the ultimate goal of most people is doing what they want, where they want to do it and when they want to do it. How is that going to be possible when we will be falling all over each other in the not too distant future?

Twenty-five years ago I was in China departing a Hangchow to Shanghai
passenger train and stepped onto the platform of the busy station. All I could
see was an endless mass of Orientals streaming to the exits. I was with a
small group of Americans heading for our chartered bus and had to walk
against the flow of human traffic to get to our awaiting vehicle.

It is impossible to describe the feeling of smallness in that situation. The
crowd was hardly belligerent, just curious at the sight of us, as they
maneuvered by. The impact of the shear multitude in such a small area made
me feel intimidated. It was a dreamlike vision, even frightening to share such
a small space with so many others.

The thought of that as the future of the United States, even on a smaller scale,
is enough to provoke nightmares. But that seems to be where the country is heading.

We don’t have enough roads, nor enough bridges and tunnels to traverse our waterways, there are times we don’t have enough water for all our needs, and who knows how long our food supplies will keep us all fat and happy.

There are forest fires that burn down homes, floods that wash away our
towns, hurricanes that damage our cities, tornadoes that level our villages. All
have a human element. The forest fires are often caused by careless campers,
floods are caused by the lack of trees cut down to make room for expanding
home sites and hurricanes and tornadoes wreak much of their damage
because population density results in the inability of people to escape their paths.

But the failure to manage the country lies in the inability to get things done in
Washington. It has become not a question of governance, but the challenge to govern at all. Gridlock in Washington is monstrous as the minority party
votes as one against anything the majority party sponsors.

Recent examples: The unemployed lose of extended benefits, the ailments of
first responders to 9/11 attacks go untreated. But there are worse signs of
mismanagement. Reportedly about 6,000 graves at Arlington National
Cemetery are misplaced, the Department of Defense routinely cannot find
billions of dollars of its budgeted funds, and there are times the government
cannot even deliver a letter in reasonable time and without great expense.

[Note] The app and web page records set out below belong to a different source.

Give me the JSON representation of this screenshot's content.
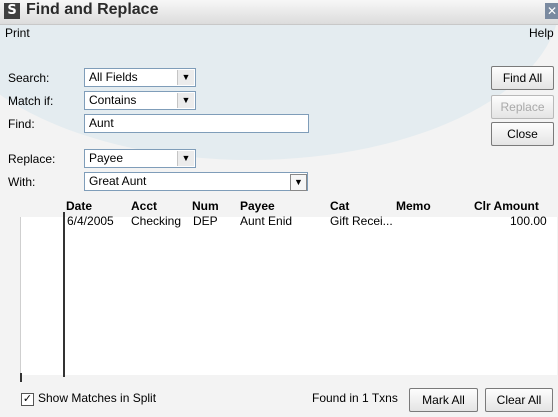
{
  "window": {
    "title": "Find and Replace",
    "app_icon": "S",
    "close_glyph": "✕"
  },
  "menu": {
    "print": "Print",
    "help": "Help"
  },
  "form": {
    "search_label": "Search:",
    "search_value": "All Fields",
    "match_label": "Match if:",
    "match_value": "Contains",
    "find_label": "Find:",
    "find_value": "Aunt",
    "replace_label": "Replace:",
    "replace_value": "Payee",
    "with_label": "With:",
    "with_value": "Great Aunt"
  },
  "buttons": {
    "find_all": "Find All",
    "replace": "Replace",
    "close": "Close",
    "mark_all": "Mark All",
    "clear_all": "Clear All"
  },
  "table": {
    "headers": [
      "Date",
      "Acct",
      "Num",
      "Payee",
      "Cat",
      "Memo",
      "Clr Amount"
    ],
    "rows": [
      {
        "date": "6/4/2005",
        "acct": "Checking",
        "num": "DEP",
        "payee": "Aunt Enid",
        "cat": "Gift Recei...",
        "memo": "",
        "amount": "100.00"
      }
    ]
  },
  "footer": {
    "show_matches_label": "Show Matches in Split",
    "show_matches_checked": true,
    "found_text": "Found in 1 Txns"
  },
  "colors": {
    "accent": "#dbe8ee",
    "field_border": "#7f9db9"
  }
}
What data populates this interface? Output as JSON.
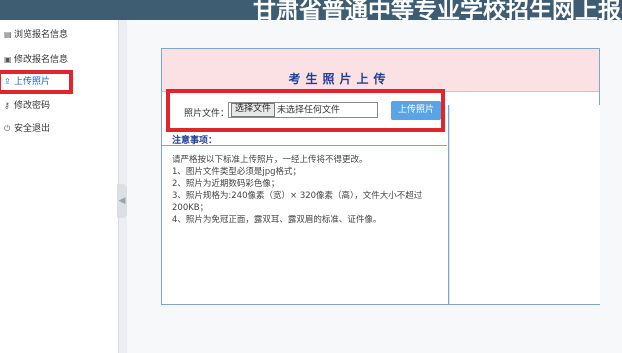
{
  "header": {
    "title": "甘肃省普通中等专业学校招生网上报名系"
  },
  "sidebar": {
    "items": [
      {
        "label": "浏览报名信息",
        "icon": "list-icon",
        "glyph": "▤"
      },
      {
        "label": "修改报名信息",
        "icon": "edit-icon",
        "glyph": "▣"
      },
      {
        "label": "上传照片",
        "icon": "upload-icon",
        "glyph": "⇪"
      },
      {
        "label": "修改密码",
        "icon": "key-icon",
        "glyph": "⚷"
      },
      {
        "label": "安全退出",
        "icon": "power-icon",
        "glyph": "⏻"
      }
    ],
    "active_index": 2,
    "collapse_glyph": "◀"
  },
  "panel": {
    "title": "考生照片上传",
    "file_label": "照片文件：",
    "choose_button": "选择文件",
    "no_file_text": "未选择任何文件",
    "upload_button": "上传照片",
    "notes_title": "注意事项：",
    "notes": [
      "请严格按以下标准上传照片，一经上传将不得更改。",
      "1、图片文件类型必须是jpg格式；",
      "2、照片为近期数码彩色像；",
      "3、照片规格为:240像素（宽）× 320像素（高），文件大小不超过",
      "200KB；",
      "4、照片为免冠正面，露双耳、露双眉的标准、证件像。"
    ]
  },
  "colors": {
    "header_bg": "#3e5d73",
    "highlight_red": "#e0262d",
    "panel_head_bg": "#fbe1e3",
    "title_blue": "#233e99",
    "upload_button_bg": "#5aa4e4"
  }
}
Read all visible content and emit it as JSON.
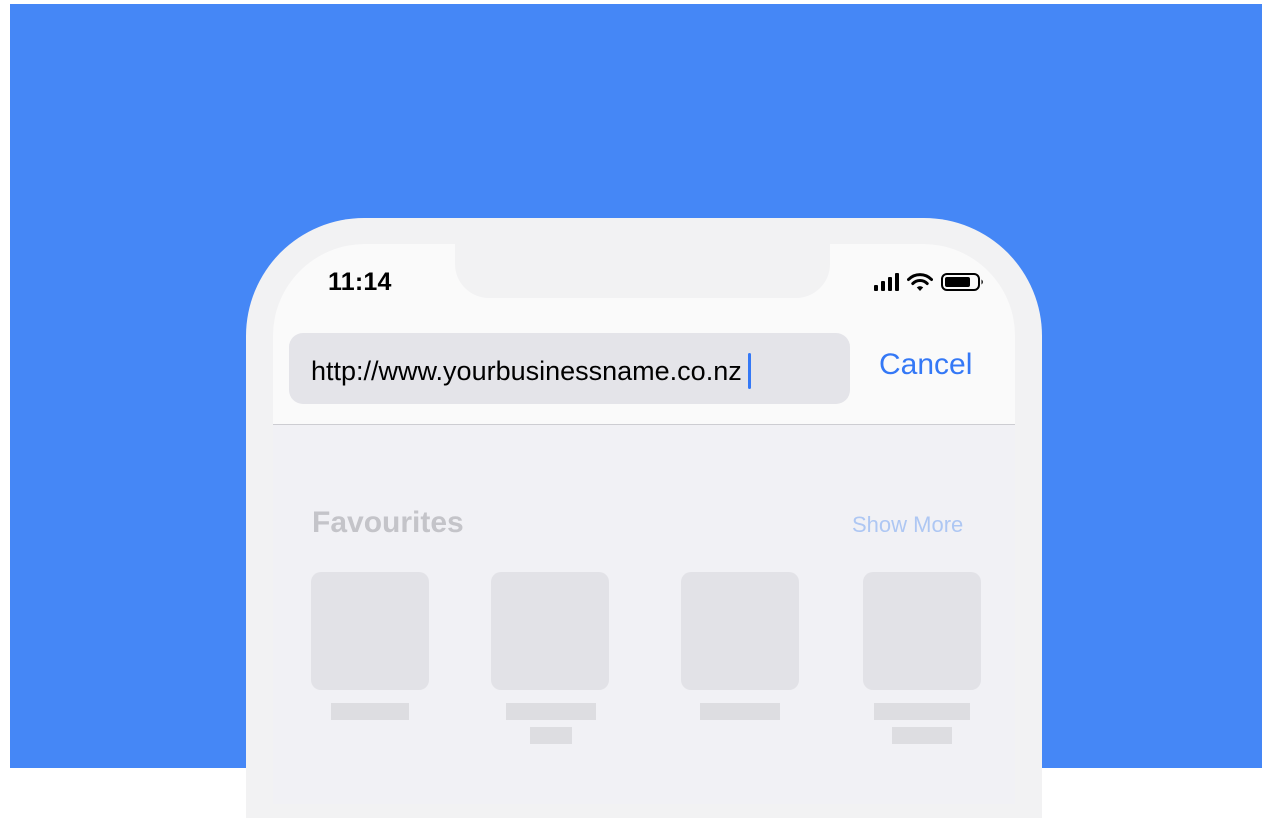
{
  "status_bar": {
    "time": "11:14",
    "icons": [
      "cellular-signal-icon",
      "wifi-icon",
      "battery-icon"
    ]
  },
  "address_bar": {
    "url": "http://www.yourbusinessname.co.nz",
    "cancel_label": "Cancel"
  },
  "favourites": {
    "title": "Favourites",
    "show_more_label": "Show More",
    "items": [
      {
        "label_lines": 1
      },
      {
        "label_lines": 2
      },
      {
        "label_lines": 1
      },
      {
        "label_lines": 2
      }
    ]
  },
  "colors": {
    "background": "#4587f6",
    "accent": "#3478f6",
    "device_frame": "#f2f2f3"
  }
}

We heard about wounded veterans not getting proper treatment at Walter
Reed Hospital, the icon of American military medical facilities, and we learn
that suicides among fighting forces are higher than ever and specialists in the
field blame the military for not recognizing the problem early enough and
treating the people in need.

Then there is the two worst aspects of US government. One is the outlandish
corruption of officials. Every year there is another series of scandals
involving present and former congressmen and senators. Then we also have
the endless problem of protecting the country from illegal aliens entering
across our borders. We don’t seem to have the gumption to do anything about

They say they can save billions of dollars if they rid Medicare of its
inefficiency. The same is true of every government function. The military
wastes more money than any other agency because it gets more. There is
Social Security fraud and mismanagement, and other entitlements that could
be trimmed without reducing benefits, and education funds go astray, but
government thrives on waste and incompetence.
Is there another country with all these problems ? I don’t know , but I doubt
it. The problem is size and wealth. America is simply too big and getting
bigger every year, and too wealthy, even though it is a debtor nation.

They used to say New York city was too big the manage. That’s peanuts
compared to the nation. Places with the largest population are the hardest to run. Think of California’s money problems. Maybe we should not worry about that and just amble along in our incompetence.

I was fortunate to live through the Golden Years of America – from World
War II through the end of the 20th century. I am glad I will not be around to
see what’s in store for the people the next half century.